* **Exercise instructions**: If a line in the entries contains the word "JSON", list it.

* **Data supplied**:
%%
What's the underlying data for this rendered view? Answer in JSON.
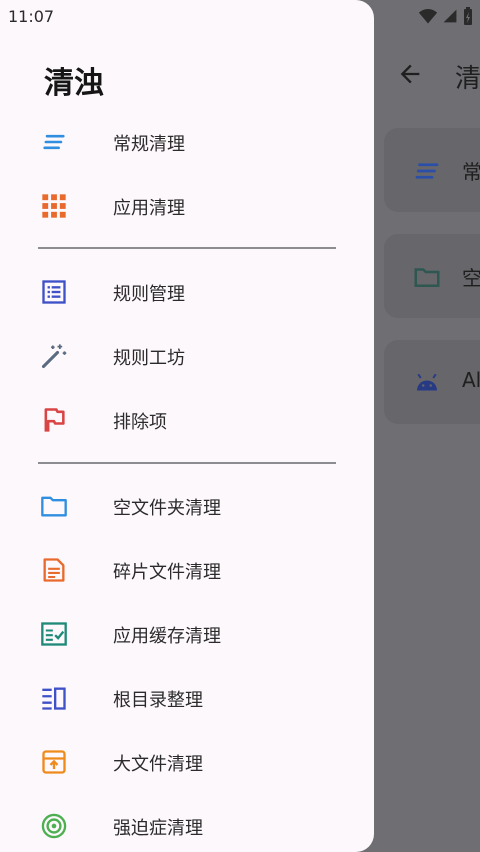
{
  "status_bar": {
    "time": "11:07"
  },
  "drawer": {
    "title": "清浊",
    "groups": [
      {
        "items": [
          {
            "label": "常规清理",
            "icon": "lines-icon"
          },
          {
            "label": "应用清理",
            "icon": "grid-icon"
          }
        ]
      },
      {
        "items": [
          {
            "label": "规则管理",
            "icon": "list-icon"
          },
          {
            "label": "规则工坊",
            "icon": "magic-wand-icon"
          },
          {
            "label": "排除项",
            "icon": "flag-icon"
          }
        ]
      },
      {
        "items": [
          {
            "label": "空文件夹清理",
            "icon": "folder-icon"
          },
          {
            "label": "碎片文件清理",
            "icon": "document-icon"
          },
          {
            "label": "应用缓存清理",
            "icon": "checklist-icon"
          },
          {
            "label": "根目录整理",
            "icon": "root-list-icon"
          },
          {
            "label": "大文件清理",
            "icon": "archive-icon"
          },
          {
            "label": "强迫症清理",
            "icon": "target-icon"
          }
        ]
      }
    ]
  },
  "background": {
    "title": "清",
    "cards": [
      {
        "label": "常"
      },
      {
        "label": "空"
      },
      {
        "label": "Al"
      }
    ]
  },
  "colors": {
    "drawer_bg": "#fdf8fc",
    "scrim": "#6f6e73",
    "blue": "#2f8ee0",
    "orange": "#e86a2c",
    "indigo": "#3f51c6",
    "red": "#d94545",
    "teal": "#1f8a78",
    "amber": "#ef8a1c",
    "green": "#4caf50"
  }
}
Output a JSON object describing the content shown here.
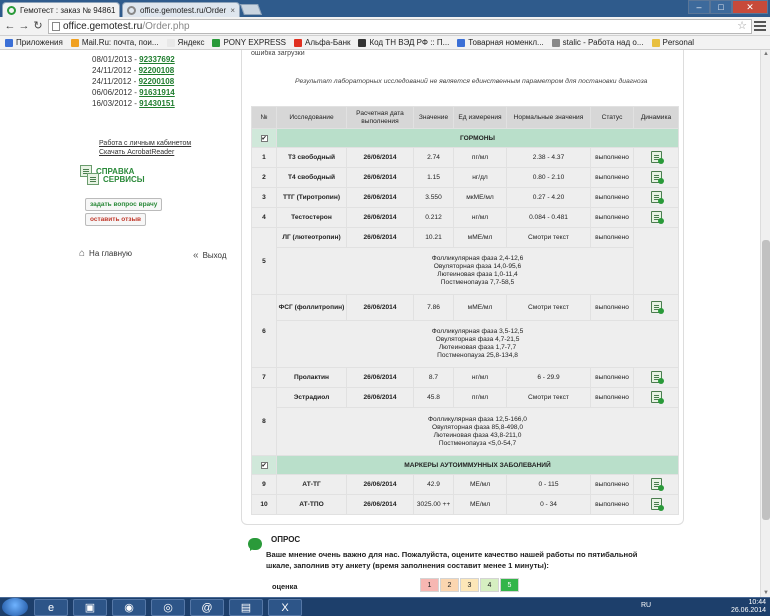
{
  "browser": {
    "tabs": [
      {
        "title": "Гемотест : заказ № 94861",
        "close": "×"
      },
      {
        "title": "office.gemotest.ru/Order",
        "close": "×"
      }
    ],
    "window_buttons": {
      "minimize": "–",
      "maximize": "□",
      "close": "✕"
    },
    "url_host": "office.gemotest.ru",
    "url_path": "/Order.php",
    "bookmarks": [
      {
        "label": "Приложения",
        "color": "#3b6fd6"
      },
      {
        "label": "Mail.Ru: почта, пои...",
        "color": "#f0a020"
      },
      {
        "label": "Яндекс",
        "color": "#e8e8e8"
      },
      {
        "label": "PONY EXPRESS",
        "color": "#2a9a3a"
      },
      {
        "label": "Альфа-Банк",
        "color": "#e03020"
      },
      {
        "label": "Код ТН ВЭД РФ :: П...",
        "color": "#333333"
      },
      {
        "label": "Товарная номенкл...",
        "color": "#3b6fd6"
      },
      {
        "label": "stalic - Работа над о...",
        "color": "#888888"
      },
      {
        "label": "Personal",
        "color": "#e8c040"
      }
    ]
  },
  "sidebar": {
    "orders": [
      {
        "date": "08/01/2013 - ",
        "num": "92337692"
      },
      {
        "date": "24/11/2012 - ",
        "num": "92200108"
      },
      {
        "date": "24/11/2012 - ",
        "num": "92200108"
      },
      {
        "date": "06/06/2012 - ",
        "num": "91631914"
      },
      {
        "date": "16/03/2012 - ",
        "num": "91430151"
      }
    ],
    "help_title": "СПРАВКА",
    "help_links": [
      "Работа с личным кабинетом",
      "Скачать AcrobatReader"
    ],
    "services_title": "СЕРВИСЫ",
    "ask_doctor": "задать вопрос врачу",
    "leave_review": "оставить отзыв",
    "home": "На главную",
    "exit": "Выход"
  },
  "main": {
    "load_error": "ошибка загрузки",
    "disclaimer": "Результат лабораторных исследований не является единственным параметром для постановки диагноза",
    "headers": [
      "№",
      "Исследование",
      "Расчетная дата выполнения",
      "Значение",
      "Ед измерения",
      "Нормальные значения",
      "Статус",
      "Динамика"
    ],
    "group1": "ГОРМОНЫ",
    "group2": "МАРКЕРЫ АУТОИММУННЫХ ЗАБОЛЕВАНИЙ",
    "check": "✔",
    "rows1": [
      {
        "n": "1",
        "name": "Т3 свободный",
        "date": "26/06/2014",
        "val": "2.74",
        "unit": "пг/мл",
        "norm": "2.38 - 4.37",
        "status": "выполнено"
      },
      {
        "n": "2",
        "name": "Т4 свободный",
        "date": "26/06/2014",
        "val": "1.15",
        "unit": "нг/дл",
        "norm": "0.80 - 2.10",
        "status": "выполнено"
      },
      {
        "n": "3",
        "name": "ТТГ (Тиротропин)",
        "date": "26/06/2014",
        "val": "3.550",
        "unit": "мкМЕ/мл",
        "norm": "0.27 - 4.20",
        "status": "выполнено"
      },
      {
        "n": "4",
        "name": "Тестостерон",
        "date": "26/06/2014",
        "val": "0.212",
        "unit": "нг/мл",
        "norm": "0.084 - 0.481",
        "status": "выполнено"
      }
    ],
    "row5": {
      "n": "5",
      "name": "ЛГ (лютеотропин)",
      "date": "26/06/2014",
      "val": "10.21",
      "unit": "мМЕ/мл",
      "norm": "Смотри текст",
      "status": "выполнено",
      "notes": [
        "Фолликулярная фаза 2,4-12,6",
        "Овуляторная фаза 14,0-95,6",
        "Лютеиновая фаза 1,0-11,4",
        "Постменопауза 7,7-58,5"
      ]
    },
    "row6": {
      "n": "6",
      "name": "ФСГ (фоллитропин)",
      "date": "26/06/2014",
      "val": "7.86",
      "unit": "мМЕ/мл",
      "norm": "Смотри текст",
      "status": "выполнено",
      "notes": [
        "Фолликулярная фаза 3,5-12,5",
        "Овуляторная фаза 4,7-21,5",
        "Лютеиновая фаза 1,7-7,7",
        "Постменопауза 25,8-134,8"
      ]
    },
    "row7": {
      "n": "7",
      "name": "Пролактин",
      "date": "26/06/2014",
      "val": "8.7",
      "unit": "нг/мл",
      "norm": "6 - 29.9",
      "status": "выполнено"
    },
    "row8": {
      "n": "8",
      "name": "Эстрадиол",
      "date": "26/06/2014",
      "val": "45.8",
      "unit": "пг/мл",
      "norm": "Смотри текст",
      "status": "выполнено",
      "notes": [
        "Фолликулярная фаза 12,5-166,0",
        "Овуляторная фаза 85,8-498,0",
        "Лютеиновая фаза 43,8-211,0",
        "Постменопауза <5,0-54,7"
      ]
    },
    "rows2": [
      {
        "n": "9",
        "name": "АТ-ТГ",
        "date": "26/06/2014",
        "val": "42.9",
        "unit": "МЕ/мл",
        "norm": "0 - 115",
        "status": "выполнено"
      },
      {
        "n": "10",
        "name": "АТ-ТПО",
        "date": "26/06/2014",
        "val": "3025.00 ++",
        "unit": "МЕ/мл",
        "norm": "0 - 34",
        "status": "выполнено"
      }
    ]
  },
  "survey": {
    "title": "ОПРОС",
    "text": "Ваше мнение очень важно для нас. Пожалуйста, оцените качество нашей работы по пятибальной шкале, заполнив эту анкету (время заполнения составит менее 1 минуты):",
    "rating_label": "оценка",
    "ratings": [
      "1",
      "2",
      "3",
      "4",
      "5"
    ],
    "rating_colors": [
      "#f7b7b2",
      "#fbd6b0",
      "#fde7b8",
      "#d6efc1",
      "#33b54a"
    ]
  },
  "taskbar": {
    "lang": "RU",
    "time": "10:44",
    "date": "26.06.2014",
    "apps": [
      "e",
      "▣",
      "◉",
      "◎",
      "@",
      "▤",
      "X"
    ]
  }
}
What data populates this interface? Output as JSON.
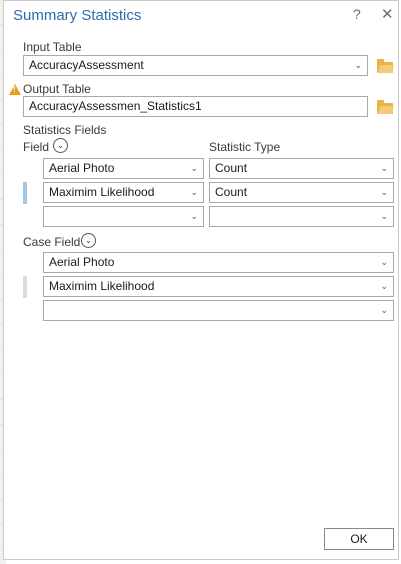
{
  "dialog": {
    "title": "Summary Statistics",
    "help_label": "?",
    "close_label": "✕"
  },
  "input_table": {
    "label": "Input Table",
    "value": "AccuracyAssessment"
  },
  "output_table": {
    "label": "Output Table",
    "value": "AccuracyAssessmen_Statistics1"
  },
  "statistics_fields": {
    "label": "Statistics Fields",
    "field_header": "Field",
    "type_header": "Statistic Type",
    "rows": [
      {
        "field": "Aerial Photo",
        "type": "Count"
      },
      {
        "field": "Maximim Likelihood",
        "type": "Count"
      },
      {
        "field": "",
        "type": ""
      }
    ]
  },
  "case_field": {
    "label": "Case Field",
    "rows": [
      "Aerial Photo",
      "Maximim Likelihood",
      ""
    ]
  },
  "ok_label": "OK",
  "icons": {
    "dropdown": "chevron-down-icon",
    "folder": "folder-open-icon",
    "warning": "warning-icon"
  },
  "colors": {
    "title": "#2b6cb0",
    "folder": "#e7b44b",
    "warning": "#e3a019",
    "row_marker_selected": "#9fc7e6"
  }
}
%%
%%
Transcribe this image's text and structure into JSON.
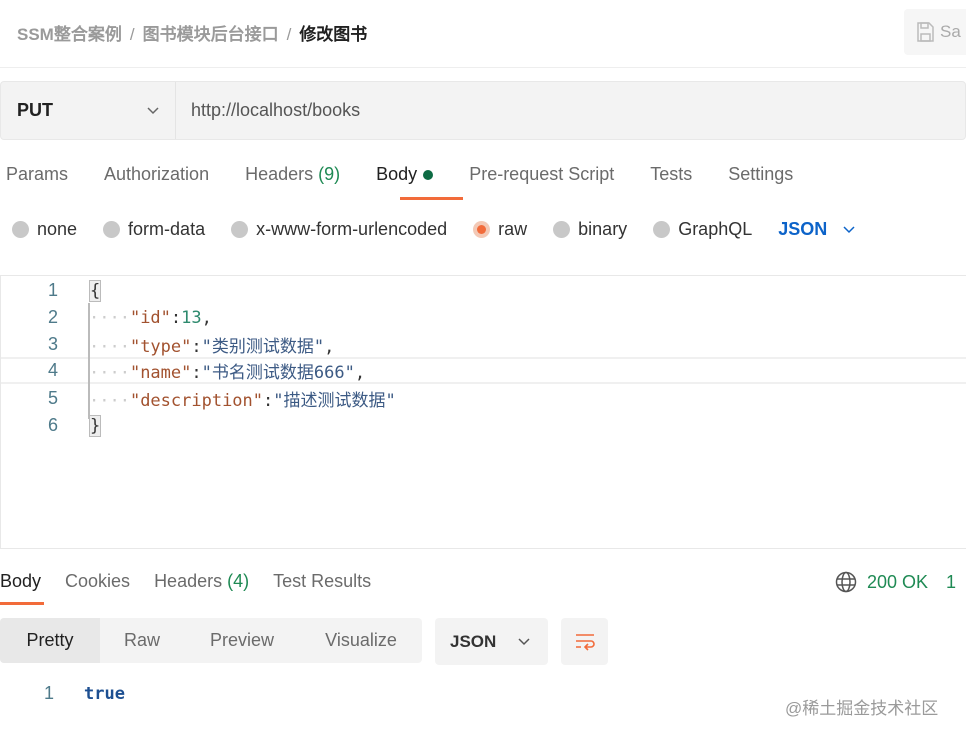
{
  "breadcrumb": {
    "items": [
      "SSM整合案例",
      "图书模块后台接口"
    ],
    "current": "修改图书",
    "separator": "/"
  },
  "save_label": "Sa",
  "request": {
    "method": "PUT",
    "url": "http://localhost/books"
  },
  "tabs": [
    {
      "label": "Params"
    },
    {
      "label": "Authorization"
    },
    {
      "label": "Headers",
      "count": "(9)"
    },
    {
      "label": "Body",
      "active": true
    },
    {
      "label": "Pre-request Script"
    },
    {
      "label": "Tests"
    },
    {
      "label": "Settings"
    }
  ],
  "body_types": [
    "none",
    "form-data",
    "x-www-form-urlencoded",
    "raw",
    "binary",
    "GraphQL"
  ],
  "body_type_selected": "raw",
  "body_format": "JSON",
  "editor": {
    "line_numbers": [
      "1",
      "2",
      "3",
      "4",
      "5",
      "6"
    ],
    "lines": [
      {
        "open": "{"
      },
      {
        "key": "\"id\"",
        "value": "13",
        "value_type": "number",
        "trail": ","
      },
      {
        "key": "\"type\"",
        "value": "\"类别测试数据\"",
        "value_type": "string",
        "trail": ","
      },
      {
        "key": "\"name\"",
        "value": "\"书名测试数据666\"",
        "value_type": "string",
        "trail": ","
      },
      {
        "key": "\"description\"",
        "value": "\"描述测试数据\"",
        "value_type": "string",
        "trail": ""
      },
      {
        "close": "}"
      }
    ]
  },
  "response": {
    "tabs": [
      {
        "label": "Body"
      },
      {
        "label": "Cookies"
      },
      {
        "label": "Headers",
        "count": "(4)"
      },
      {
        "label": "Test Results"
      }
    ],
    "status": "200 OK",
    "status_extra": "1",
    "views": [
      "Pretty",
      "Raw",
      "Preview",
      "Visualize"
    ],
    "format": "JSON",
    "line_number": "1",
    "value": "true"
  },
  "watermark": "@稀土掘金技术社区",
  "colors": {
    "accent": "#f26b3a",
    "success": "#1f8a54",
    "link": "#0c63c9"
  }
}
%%
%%
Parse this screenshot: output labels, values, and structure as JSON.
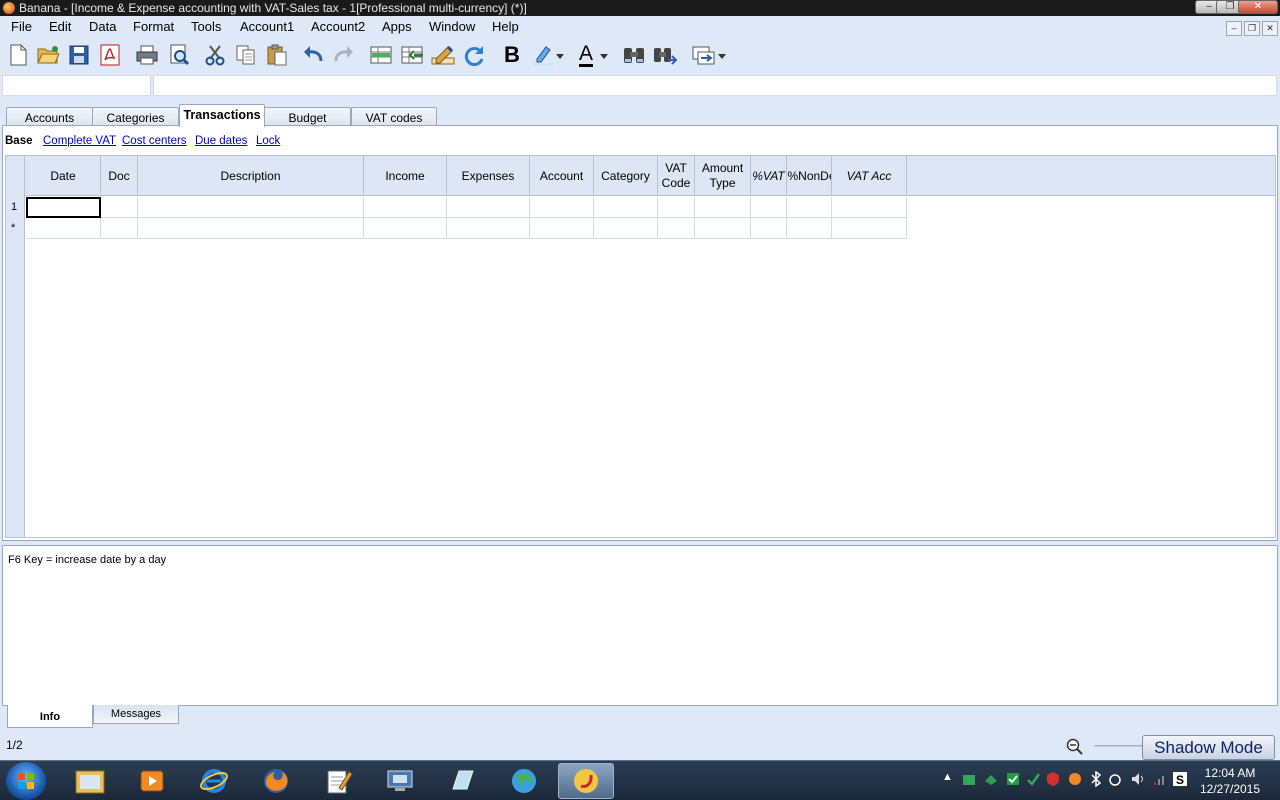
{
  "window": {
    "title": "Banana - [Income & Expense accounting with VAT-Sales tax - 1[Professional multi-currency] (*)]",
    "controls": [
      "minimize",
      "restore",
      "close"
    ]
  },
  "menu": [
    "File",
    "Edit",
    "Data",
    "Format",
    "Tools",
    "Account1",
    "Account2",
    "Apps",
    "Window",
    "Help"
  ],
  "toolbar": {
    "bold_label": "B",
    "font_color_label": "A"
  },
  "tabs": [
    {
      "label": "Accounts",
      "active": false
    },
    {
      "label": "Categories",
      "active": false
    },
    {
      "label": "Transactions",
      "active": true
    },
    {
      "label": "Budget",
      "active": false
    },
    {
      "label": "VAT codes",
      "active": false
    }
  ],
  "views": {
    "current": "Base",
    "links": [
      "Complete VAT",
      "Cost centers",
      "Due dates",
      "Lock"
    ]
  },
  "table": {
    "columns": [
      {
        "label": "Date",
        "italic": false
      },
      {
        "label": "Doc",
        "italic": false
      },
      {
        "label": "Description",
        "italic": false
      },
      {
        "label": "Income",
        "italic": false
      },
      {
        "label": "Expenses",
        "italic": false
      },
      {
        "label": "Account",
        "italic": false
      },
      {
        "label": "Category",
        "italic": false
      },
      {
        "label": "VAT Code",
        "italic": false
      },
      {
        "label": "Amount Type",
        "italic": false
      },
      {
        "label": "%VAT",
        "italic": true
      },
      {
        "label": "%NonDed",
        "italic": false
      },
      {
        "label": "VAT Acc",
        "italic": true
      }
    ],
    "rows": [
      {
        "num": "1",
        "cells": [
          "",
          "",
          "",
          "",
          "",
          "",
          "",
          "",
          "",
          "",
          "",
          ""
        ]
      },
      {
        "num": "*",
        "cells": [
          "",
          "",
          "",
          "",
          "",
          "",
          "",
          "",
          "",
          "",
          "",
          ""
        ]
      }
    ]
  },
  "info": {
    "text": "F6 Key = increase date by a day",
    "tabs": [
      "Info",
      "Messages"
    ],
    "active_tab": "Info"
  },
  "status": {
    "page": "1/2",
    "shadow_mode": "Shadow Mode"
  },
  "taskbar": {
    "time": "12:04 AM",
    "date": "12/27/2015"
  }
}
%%
* **Problem solution**:
What's the underlying data for this rendered view? Answer in JSON.
Output a JSON object describing the content shown here.
What data populates this interface? Output as JSON.
Transcribe this image's text and structure into JSON.
  "body_format": "JSON",
    "format": "JSON",
Parse this screenshot: output labels, values, and structure as JSON.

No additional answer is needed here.